▸ TASK OBJECTIVE: Look through the data below and show every line that includes "true".

▸ LISTED RECORDS:
══════════

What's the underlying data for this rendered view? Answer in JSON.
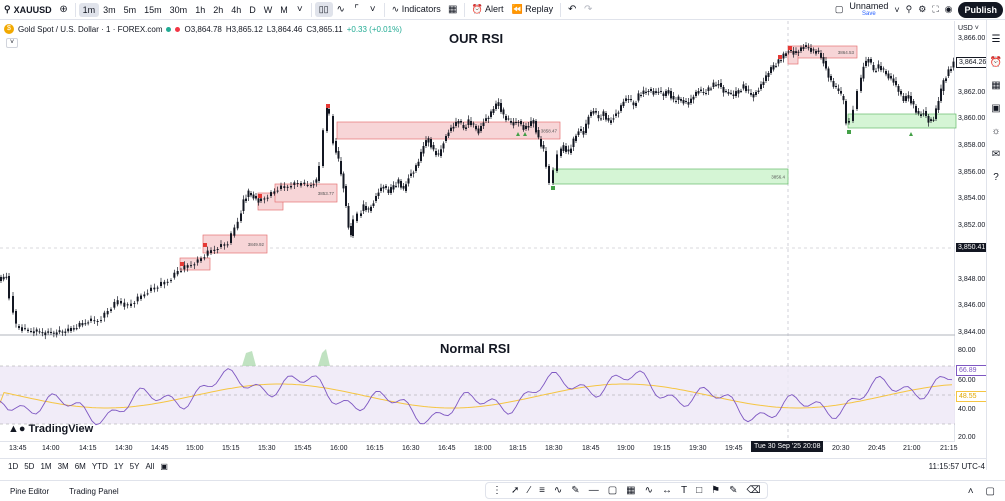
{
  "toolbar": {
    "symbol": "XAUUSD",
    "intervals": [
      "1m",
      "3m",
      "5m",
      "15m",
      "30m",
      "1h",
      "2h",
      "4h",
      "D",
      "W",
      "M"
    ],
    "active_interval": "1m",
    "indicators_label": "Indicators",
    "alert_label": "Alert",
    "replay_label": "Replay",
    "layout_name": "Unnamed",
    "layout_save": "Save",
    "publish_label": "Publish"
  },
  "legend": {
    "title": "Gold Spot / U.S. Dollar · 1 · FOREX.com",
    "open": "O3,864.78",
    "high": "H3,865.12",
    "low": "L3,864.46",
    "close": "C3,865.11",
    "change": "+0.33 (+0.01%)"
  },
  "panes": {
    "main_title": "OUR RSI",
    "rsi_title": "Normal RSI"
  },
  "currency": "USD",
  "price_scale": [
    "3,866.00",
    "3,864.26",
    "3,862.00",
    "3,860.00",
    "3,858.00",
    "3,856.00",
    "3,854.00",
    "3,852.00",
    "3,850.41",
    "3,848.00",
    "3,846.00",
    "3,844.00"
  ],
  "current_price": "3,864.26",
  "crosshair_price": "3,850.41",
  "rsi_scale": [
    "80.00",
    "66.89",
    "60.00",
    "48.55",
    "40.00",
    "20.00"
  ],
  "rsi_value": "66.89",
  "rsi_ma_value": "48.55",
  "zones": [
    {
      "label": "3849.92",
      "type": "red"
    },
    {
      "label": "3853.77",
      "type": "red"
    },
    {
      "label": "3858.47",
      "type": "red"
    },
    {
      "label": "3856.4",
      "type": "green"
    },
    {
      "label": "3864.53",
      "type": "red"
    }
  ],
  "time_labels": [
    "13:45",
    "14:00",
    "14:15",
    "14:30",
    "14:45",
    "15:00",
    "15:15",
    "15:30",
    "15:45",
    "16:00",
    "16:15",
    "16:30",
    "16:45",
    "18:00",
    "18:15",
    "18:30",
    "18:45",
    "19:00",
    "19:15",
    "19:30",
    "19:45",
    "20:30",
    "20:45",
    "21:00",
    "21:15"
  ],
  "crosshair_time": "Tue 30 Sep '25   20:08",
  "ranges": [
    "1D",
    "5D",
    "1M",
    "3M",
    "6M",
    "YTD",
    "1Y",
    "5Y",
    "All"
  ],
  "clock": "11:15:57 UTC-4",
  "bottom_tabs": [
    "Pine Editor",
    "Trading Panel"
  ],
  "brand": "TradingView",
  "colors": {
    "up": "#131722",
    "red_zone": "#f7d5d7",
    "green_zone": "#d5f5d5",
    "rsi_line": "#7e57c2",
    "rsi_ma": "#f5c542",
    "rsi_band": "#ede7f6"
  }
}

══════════

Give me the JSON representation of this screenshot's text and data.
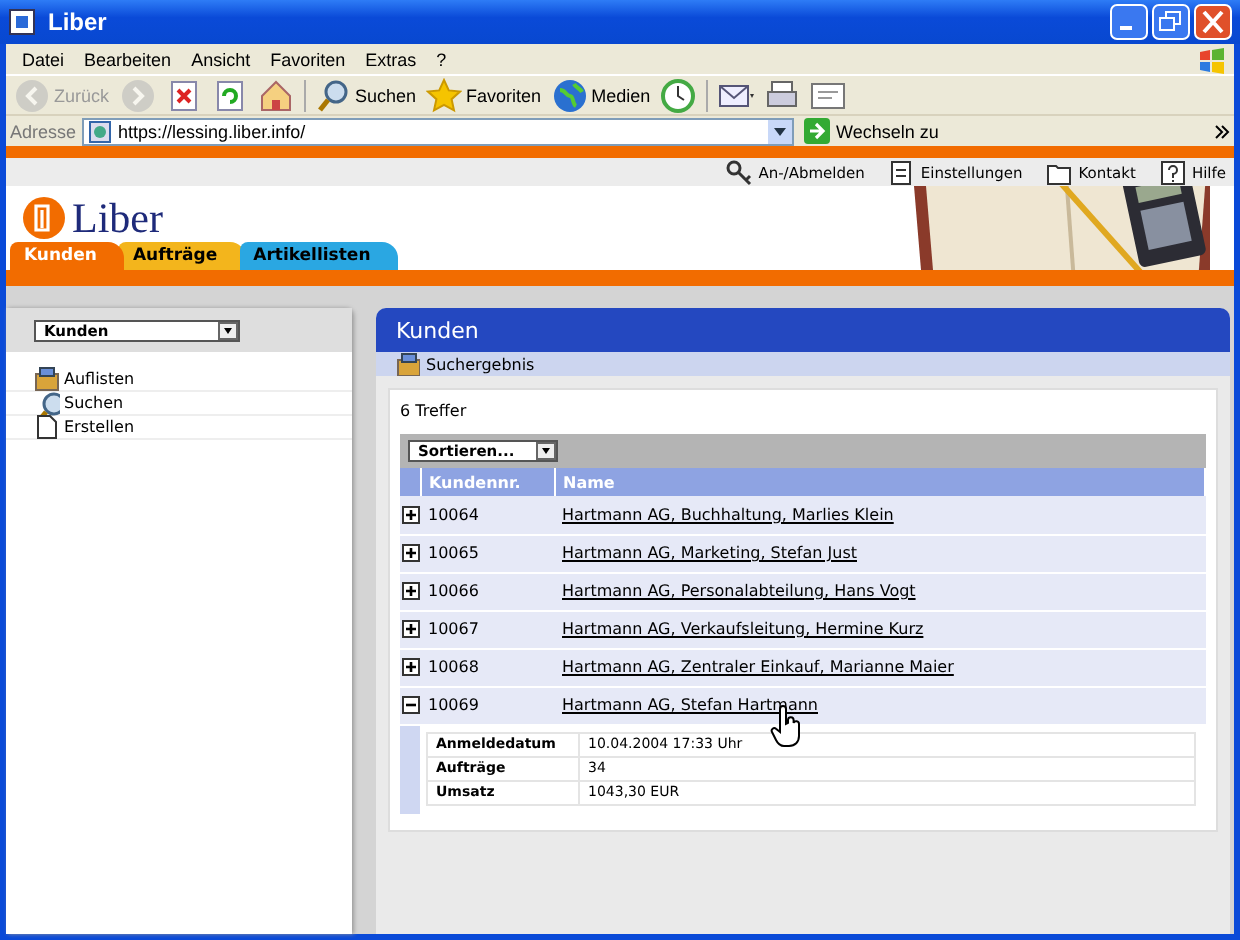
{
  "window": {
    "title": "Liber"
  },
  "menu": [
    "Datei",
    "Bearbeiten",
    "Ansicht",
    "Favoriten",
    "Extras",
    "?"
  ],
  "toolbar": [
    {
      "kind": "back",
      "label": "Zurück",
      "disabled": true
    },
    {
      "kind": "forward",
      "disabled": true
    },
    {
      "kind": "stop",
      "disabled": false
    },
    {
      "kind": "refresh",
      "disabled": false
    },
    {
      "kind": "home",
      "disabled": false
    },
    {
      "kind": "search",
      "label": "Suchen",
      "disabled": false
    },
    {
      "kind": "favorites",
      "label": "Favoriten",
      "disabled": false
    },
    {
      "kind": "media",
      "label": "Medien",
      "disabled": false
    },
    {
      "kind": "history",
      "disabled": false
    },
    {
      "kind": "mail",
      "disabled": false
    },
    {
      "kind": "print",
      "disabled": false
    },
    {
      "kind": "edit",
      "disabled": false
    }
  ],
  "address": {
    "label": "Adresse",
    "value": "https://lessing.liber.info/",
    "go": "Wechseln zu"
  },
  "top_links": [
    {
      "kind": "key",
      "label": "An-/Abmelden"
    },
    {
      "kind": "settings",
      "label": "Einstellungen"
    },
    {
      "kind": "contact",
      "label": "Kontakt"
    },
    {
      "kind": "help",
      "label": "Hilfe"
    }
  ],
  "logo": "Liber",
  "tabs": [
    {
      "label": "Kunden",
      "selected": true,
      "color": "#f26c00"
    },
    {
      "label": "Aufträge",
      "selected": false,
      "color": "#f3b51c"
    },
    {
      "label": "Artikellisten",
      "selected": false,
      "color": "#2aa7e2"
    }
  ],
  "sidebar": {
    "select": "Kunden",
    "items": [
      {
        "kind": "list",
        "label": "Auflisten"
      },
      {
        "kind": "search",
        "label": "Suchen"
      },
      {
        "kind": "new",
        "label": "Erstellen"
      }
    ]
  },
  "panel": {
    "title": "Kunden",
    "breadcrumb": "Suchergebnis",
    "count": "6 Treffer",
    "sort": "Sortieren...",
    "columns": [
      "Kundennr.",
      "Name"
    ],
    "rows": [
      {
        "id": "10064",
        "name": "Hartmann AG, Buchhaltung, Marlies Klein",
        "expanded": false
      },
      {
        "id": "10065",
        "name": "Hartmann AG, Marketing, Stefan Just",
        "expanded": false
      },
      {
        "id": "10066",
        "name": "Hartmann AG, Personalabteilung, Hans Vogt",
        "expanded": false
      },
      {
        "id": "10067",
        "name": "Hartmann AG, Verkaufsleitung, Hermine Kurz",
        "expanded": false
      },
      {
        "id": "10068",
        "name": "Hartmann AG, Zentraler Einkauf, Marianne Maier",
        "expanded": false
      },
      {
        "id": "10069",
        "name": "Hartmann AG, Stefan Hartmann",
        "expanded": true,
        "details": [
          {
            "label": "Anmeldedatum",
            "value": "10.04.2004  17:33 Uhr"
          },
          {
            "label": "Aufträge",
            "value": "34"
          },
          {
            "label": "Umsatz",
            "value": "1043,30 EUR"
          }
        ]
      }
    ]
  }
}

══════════

▸ ANSWER SECTION:
      "disabled": true
      "disabled": true
      "selected": true,
        "expanded": true,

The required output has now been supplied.